■ **GOAL OF THE EXERCISE**
What lines of the data include the string "true"? Copy them all.

Interface dataset entries
......
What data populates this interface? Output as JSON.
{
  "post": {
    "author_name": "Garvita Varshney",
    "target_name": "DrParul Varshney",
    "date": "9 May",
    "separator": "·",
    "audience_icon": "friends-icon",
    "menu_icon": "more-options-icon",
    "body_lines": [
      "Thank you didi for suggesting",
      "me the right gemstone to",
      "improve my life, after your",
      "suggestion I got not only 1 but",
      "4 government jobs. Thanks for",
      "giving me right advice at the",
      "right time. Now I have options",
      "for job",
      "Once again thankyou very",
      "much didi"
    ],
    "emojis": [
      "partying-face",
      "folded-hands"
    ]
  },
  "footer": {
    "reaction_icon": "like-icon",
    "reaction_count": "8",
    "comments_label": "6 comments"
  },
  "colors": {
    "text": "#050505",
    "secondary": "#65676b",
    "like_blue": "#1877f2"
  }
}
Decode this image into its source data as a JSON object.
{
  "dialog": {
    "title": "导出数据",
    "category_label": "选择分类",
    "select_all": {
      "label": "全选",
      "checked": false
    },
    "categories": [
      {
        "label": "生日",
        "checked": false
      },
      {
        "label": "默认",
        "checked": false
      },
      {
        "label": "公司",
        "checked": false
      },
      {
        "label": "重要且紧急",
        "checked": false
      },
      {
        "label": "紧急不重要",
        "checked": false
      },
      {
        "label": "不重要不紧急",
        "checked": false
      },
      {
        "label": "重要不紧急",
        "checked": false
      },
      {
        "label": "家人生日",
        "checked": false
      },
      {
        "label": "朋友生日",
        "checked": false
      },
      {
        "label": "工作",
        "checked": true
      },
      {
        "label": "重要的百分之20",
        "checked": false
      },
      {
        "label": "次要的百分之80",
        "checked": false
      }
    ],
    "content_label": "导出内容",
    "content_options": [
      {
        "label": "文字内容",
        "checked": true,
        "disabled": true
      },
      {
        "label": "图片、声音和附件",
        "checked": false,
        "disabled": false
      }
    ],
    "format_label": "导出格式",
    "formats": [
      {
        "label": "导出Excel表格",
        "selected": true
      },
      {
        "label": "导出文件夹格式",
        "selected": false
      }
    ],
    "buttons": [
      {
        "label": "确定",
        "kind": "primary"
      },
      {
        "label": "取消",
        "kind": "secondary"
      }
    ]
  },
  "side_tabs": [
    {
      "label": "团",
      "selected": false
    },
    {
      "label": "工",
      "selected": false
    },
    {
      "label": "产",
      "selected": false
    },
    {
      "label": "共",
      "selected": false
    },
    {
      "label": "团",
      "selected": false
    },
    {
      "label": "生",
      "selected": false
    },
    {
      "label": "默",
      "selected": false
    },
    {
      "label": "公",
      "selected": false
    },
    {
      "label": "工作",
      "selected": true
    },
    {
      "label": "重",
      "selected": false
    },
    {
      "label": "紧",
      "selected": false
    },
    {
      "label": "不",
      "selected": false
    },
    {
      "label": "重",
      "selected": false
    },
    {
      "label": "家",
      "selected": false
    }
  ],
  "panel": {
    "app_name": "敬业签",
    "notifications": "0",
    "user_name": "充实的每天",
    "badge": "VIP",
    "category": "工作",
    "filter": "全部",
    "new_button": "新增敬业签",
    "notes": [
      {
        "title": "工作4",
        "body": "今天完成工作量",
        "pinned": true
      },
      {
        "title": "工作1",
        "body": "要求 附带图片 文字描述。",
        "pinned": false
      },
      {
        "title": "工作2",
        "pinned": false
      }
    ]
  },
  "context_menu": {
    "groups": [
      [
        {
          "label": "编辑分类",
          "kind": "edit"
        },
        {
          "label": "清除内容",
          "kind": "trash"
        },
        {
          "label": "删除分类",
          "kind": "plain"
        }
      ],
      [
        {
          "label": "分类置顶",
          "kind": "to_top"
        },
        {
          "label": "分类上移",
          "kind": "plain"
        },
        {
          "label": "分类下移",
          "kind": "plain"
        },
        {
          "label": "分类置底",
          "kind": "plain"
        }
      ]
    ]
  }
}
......
■ **OUTPUT BELOW**
        "checked": true
        "checked": true,
        "disabled": true
        "selected": true
      "selected": true
        "pinned": true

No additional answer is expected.